The Buffalo Urban Renewal Agency Thursday gave unanimous approval to a revised contract with developer Carl Paladino to construct an 11-story office tower at 50 Court St. in downtown Buffalo.
The revised land disposition agreement will see Paladino's 1097 Group LLC pay $700,000 for the city-owned property and agree to meeting a series of development deadlines or face penalties.
Mayor Byron W. Brown said the sale agreement, the first to include post-sale requirements, establishes a "new model" for downtown projects where city-owned land is involved.
"This establishes a model that we're going to take to other downtown projects," Brown said, noting how the city will be able to track progress on the $45 million project through a series in interim deadlines.
"This is a great project for downtown Buffalo. It's a downtown project that has value. It's a downtown project that is significant," the mayor added.
Under the agreement, which will go to the Buffalo Common Council Tuesday for final approval, Paladino has until September to submit construction plans to the city. The developer is required to apply for a building permit and submit details of project financing by November.
Construction is to be completed within 24 months of taking title to the site.
Penalties include $10,000 per month fees for delays and potential forfeiture of the property for failure to meet performance standards.
Paladino said he does not anticipate any problems making the deadlines.
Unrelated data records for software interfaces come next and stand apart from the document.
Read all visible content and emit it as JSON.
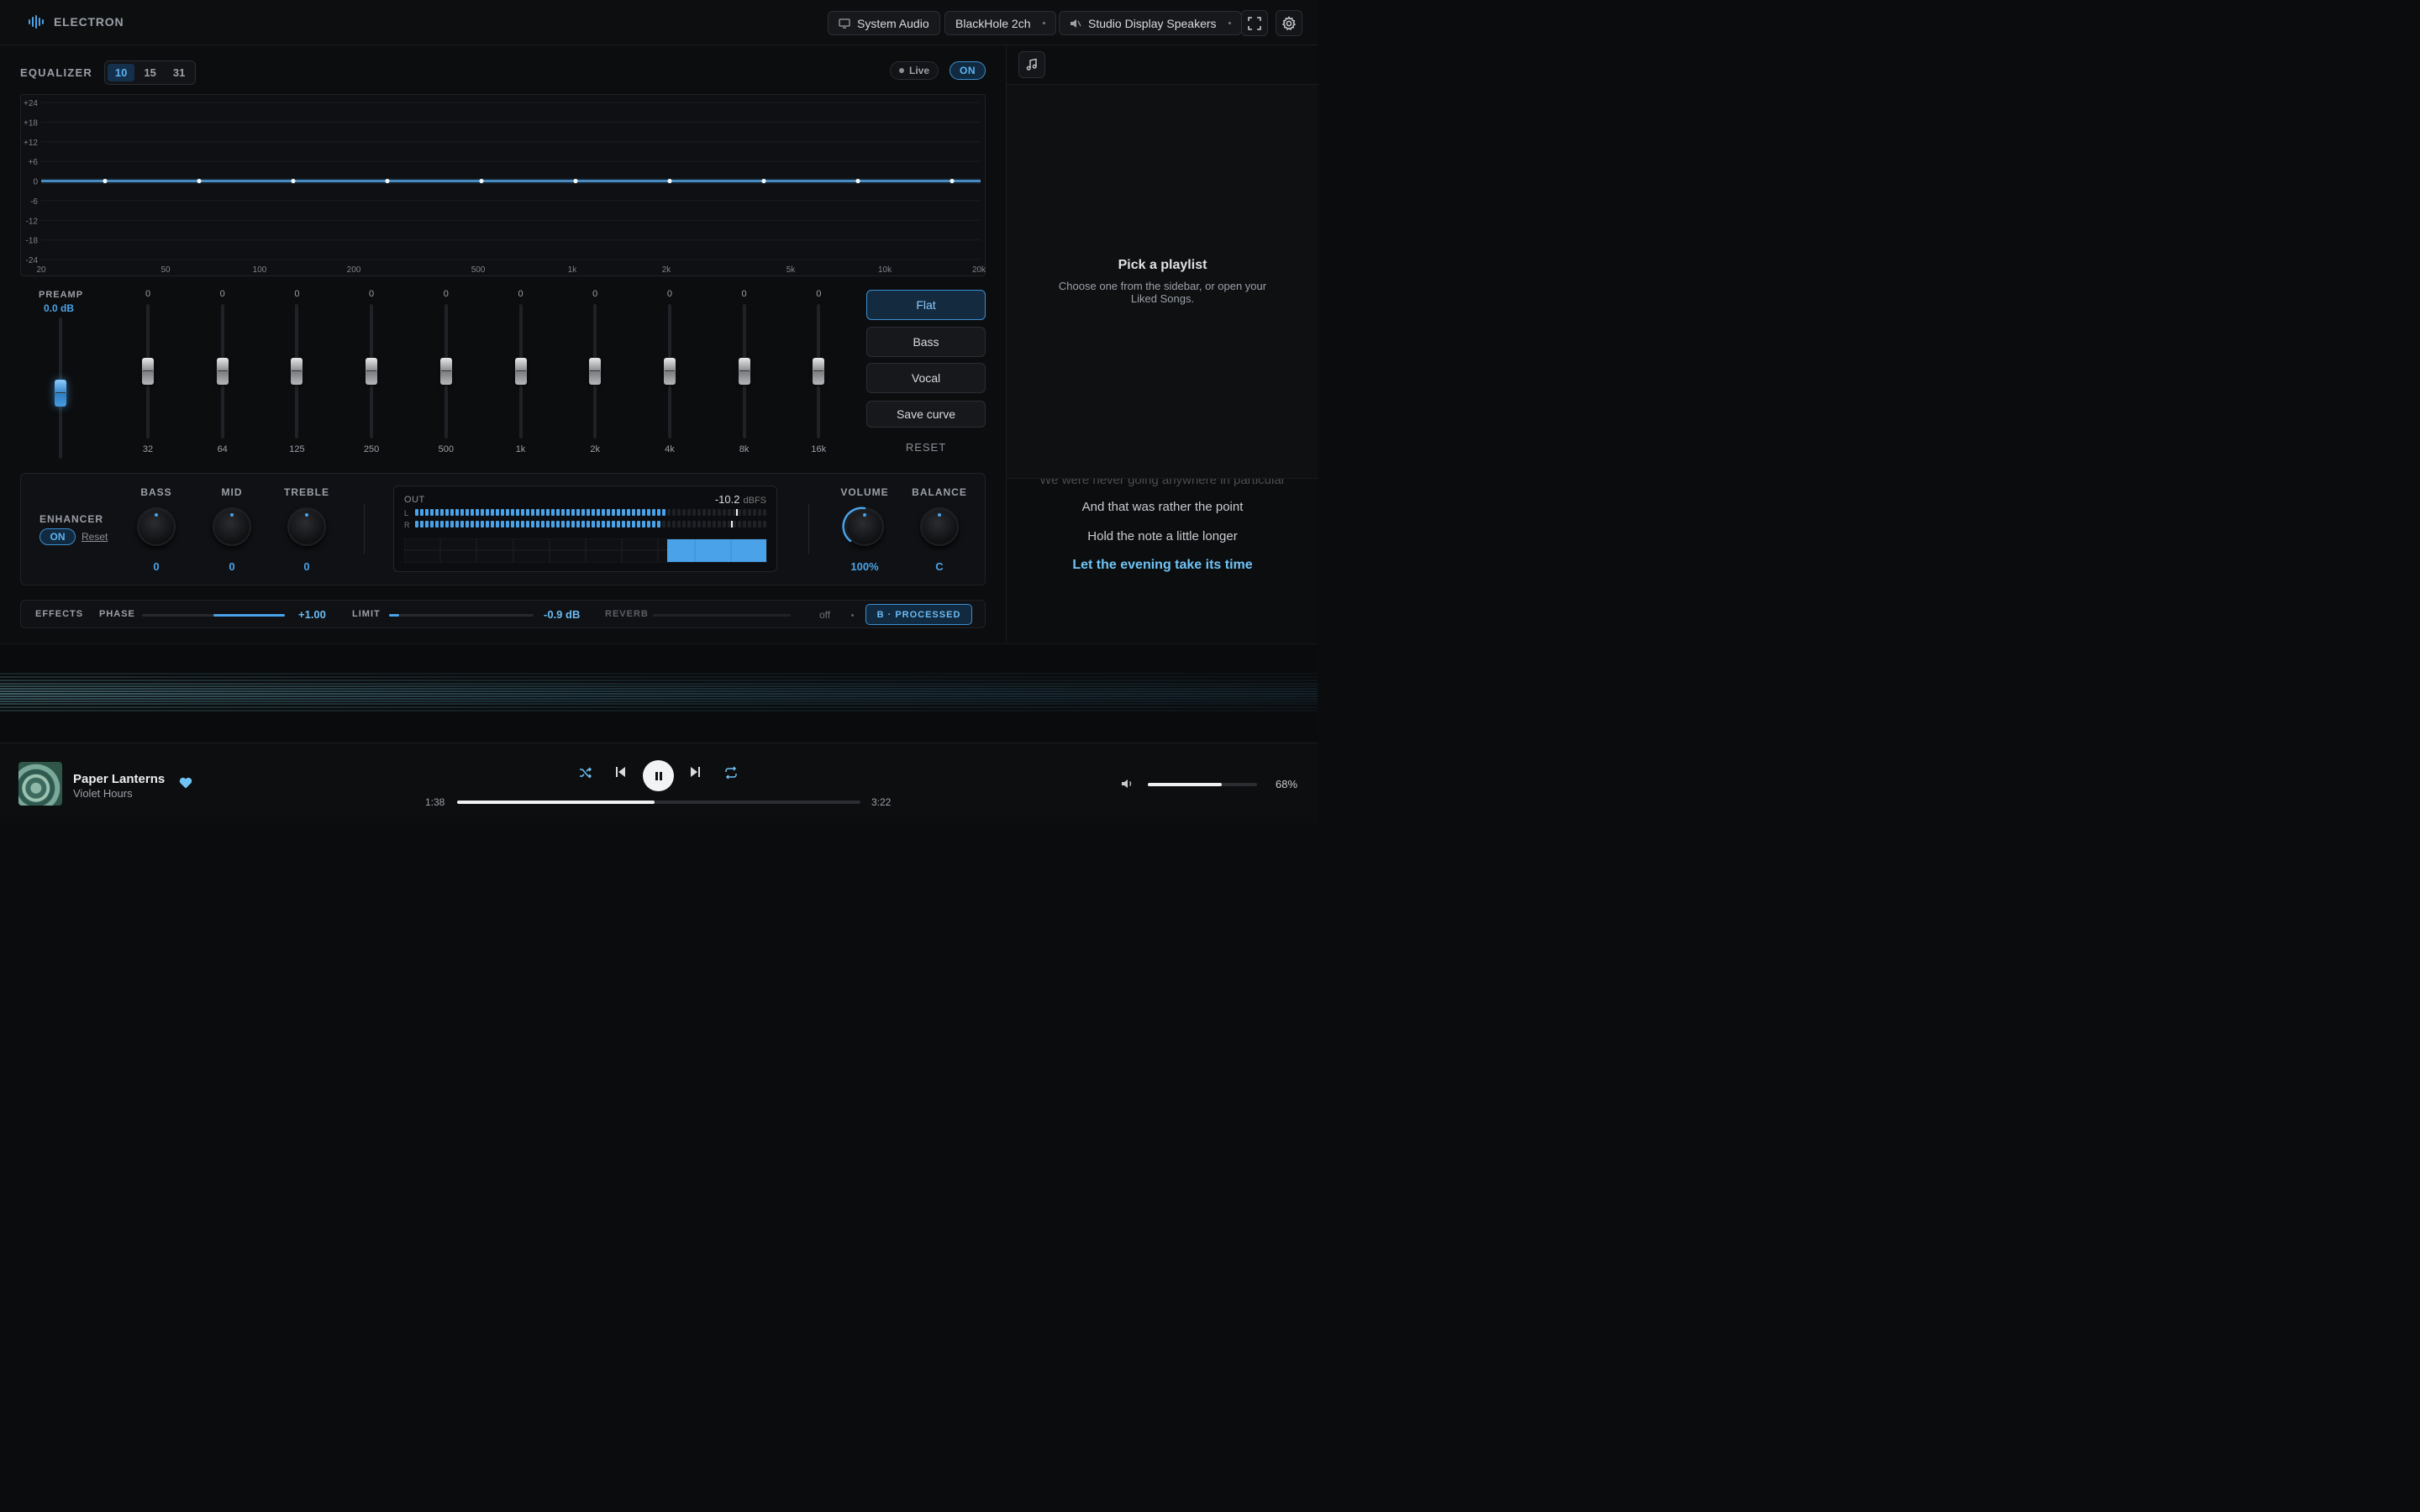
{
  "app": {
    "name": "ELECTRON"
  },
  "topbar": {
    "source": "System Audio",
    "device": "BlackHole 2ch",
    "output": "Studio Display Speakers"
  },
  "equalizer": {
    "title": "EQUALIZER",
    "band_modes": [
      "10",
      "15",
      "31"
    ],
    "active_mode": "10",
    "live_label": "Live",
    "on_label": "ON",
    "y_ticks": [
      "+24",
      "+18",
      "+12",
      "+6",
      "0",
      "-6",
      "-12",
      "-18",
      "-24"
    ],
    "x_ticks": [
      "20",
      "50",
      "100",
      "200",
      "500",
      "1k",
      "2k",
      "5k",
      "10k",
      "20k"
    ],
    "curve_gains_db": [
      0,
      0,
      0,
      0,
      0,
      0,
      0,
      0,
      0,
      0
    ],
    "preamp": {
      "label": "PREAMP",
      "value": "0.0 dB",
      "level": 0.5
    },
    "bands": [
      {
        "freq": "32",
        "gain": "0"
      },
      {
        "freq": "64",
        "gain": "0"
      },
      {
        "freq": "125",
        "gain": "0"
      },
      {
        "freq": "250",
        "gain": "0"
      },
      {
        "freq": "500",
        "gain": "0"
      },
      {
        "freq": "1k",
        "gain": "0"
      },
      {
        "freq": "2k",
        "gain": "0"
      },
      {
        "freq": "4k",
        "gain": "0"
      },
      {
        "freq": "8k",
        "gain": "0"
      },
      {
        "freq": "16k",
        "gain": "0"
      }
    ],
    "presets": [
      "Flat",
      "Bass",
      "Vocal"
    ],
    "active_preset": "Flat",
    "save_label": "Save curve",
    "reset_label": "RESET"
  },
  "enhancer": {
    "title": "ENHANCER",
    "on_label": "ON",
    "reset_label": "Reset",
    "knobs": [
      {
        "label": "BASS",
        "value": "0"
      },
      {
        "label": "MID",
        "value": "0"
      },
      {
        "label": "TREBLE",
        "value": "0"
      }
    ],
    "meter": {
      "out_label": "OUT",
      "db_value": "-10.2",
      "db_unit": "dBFS",
      "left_label": "L",
      "right_label": "R",
      "left_level": 0.72,
      "right_level": 0.7
    },
    "volume": {
      "label": "VOLUME",
      "value": "100%"
    },
    "balance": {
      "label": "BALANCE",
      "value": "C"
    }
  },
  "effects": {
    "title": "EFFECTS",
    "phase": {
      "label": "PHASE",
      "value": "+1.00",
      "fill": 0.5
    },
    "limit": {
      "label": "LIMIT",
      "value": "-0.9 dB",
      "fill": 0.07
    },
    "reverb": {
      "label": "REVERB",
      "value": "off"
    },
    "processed_label": "B · PROCESSED"
  },
  "right_panel": {
    "pick_title": "Pick a playlist",
    "pick_subtitle": "Choose one from the sidebar, or open your Liked Songs.",
    "lyrics": [
      "We were never going anywhere in particular",
      "And that was rather the point",
      "Hold the note a little longer",
      "Let the evening take its time"
    ]
  },
  "player": {
    "title": "Paper Lanterns",
    "artist": "Violet Hours",
    "elapsed": "1:38",
    "duration": "3:22",
    "progress": 0.49,
    "volume_pct": "68%",
    "volume": 0.68
  }
}
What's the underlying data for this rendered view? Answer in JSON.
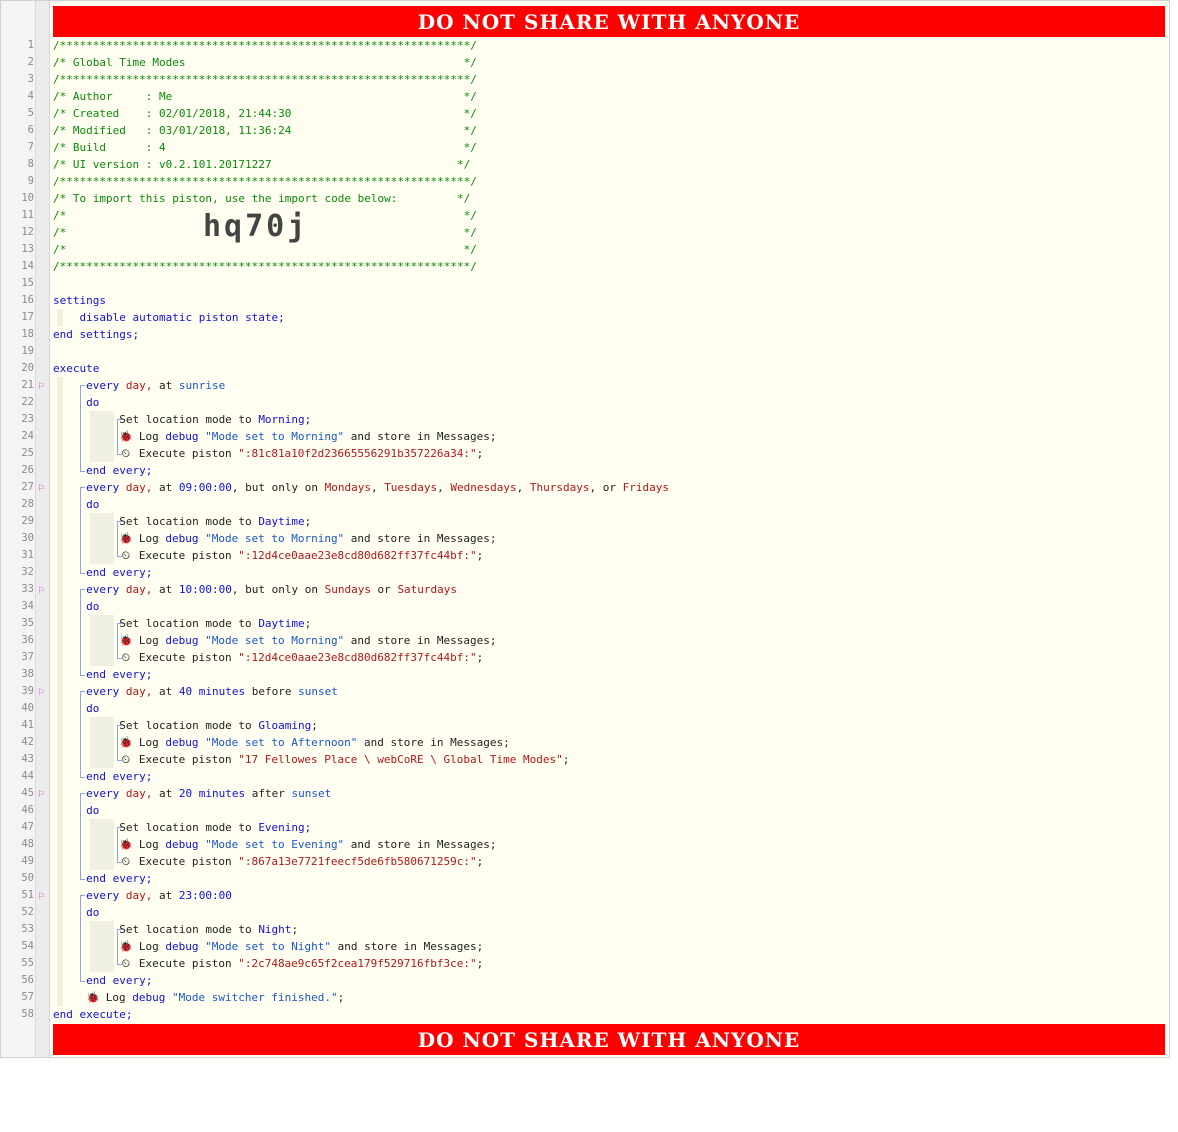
{
  "banner": {
    "text": "DO NOT SHARE WITH ANYONE"
  },
  "header": {
    "border": "/**************************************************************/",
    "title": "/* Global Time Modes                                          */",
    "author": "/* Author     : Me                                            */",
    "created": "/* Created    : 02/01/2018, 21:44:30                          */",
    "modified": "/* Modified   : 03/01/2018, 11:36:24                          */",
    "build": "/* Build      : 4                                             */",
    "ui_version": "/* UI version : v0.2.101.20171227                            */",
    "import_hint": "/* To import this piston, use the import code below:         */",
    "blank_comment": "/*                                                            */",
    "import_code": "hq70j"
  },
  "code": {
    "settings": "settings",
    "disable": "disable automatic piston state;",
    "end_settings": "end settings;",
    "execute": "execute",
    "end_execute": "end execute;",
    "final_log": "Log debug \"Mode switcher finished.\";",
    "blocks": [
      {
        "every": "every day,",
        "at": " at ",
        "time": "sunrise",
        "rest": "",
        "mode": "Morning",
        "log": "\"Mode set to Morning\"",
        "piston": "\":81c81a10f2d23665556291b357226a34:\""
      },
      {
        "every": "every day,",
        "at": " at ",
        "time": "09:00:00",
        "rest": ", but only on Mondays, Tuesdays, Wednesdays, Thursdays, or Fridays",
        "mode": "Daytime",
        "log": "\"Mode set to Morning\"",
        "piston": "\":12d4ce0aae23e8cd80d682ff37fc44bf:\""
      },
      {
        "every": "every day,",
        "at": " at ",
        "time": "10:00:00",
        "rest": ", but only on Sundays or Saturdays",
        "mode": "Daytime",
        "log": "\"Mode set to Morning\"",
        "piston": "\":12d4ce0aae23e8cd80d682ff37fc44bf:\""
      },
      {
        "every": "every day,",
        "at": " at ",
        "time": "40 minutes",
        "rest": " before sunset",
        "mode": "Gloaming",
        "log": "\"Mode set to Afternoon\"",
        "piston": "\"17 Fellowes Place \\ webCoRE \\ Global Time Modes\""
      },
      {
        "every": "every day,",
        "at": " at ",
        "time": "20 minutes",
        "rest": " after sunset",
        "mode": "Evening",
        "log": "\"Mode set to Evening\"",
        "piston": "\":867a13e7721feecf5de6fb580671259c:\""
      },
      {
        "every": "every day,",
        "at": " at ",
        "time": "23:00:00",
        "rest": "",
        "mode": "Night",
        "log": "\"Mode set to Night\"",
        "piston": "\":2c748ae9c65f2cea179f529716fbf3ce:\""
      }
    ]
  },
  "line_numbers": [
    "1",
    "2",
    "3",
    "4",
    "5",
    "6",
    "7",
    "8",
    "9",
    "10",
    "11",
    "12",
    "13",
    "14",
    "15",
    "16",
    "17",
    "18",
    "19",
    "20",
    "21",
    "22",
    "23",
    "24",
    "25",
    "26",
    "27",
    "28",
    "29",
    "30",
    "31",
    "32",
    "33",
    "34",
    "35",
    "36",
    "37",
    "38",
    "39",
    "40",
    "41",
    "42",
    "43",
    "44",
    "45",
    "46",
    "47",
    "48",
    "49",
    "50",
    "51",
    "52",
    "53",
    "54",
    "55",
    "56",
    "57",
    "58"
  ],
  "flag_lines": [
    "21",
    "27",
    "33",
    "39",
    "45",
    "51"
  ],
  "colors": {
    "banner": "#ff0000",
    "comment": "#0a8a0a",
    "keyword": "#1010d8",
    "value": "#b01818",
    "string": "#1a56c8",
    "background": "#fffef1"
  }
}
He plans to begin construction next spring and have the 335,000-square-foot office tower ready for occupancy in spring 2008.
"We are happy to move forward with a downtown project that will compete well with suburban office development that offer tenants large floor plates," Paladino said.
The fate of the long-planned office building, originally proposed in 1988, was not so clear earlier this year when the Brown administration questioned the deal BURA and former Mayor Anthony M. Masiello had approved with Paladino.
Among the concerns was an 11th hour purchase offer from Main Place-Liberty Group executive Patrick Hotung who offered $1.275 million for the parcel to build a 600-vehicle parking ramp. Hotung's offer caused city officials to revisit the appraisals which led to Paladino's $700,000 deal.
While the Brown administration is now comfortable with the $700,000 purchase price, it did eliminate a potential rebate of $150,000 included in the original sale agreement if Paladino encountered underground obstructions while digging the building's foundations. It's believed that portions of foundations from long-gone buildings are still intact under the site and could increase construction costs.
Buffalo's development chief Richard M. Tobe said the administration is also comfortable with Paladino's planned use for the site.
"This is an office building where an office building ought to go," Tobe told the BURA board.
Paladino labeled Hotung a "bitter competitor" who has attempted to derail the office project through a series of lawsuits over the past two years, prior to his attempt to outbid the developer to gain control of the site.
"There's a place for parking ramps and lots in downtown, but this is an ideal location for an office complex," Paladino said.
He plans to market the new building as a "lawyer's complex," citing its proximity to all downtown court buildings, as well as city and county offices.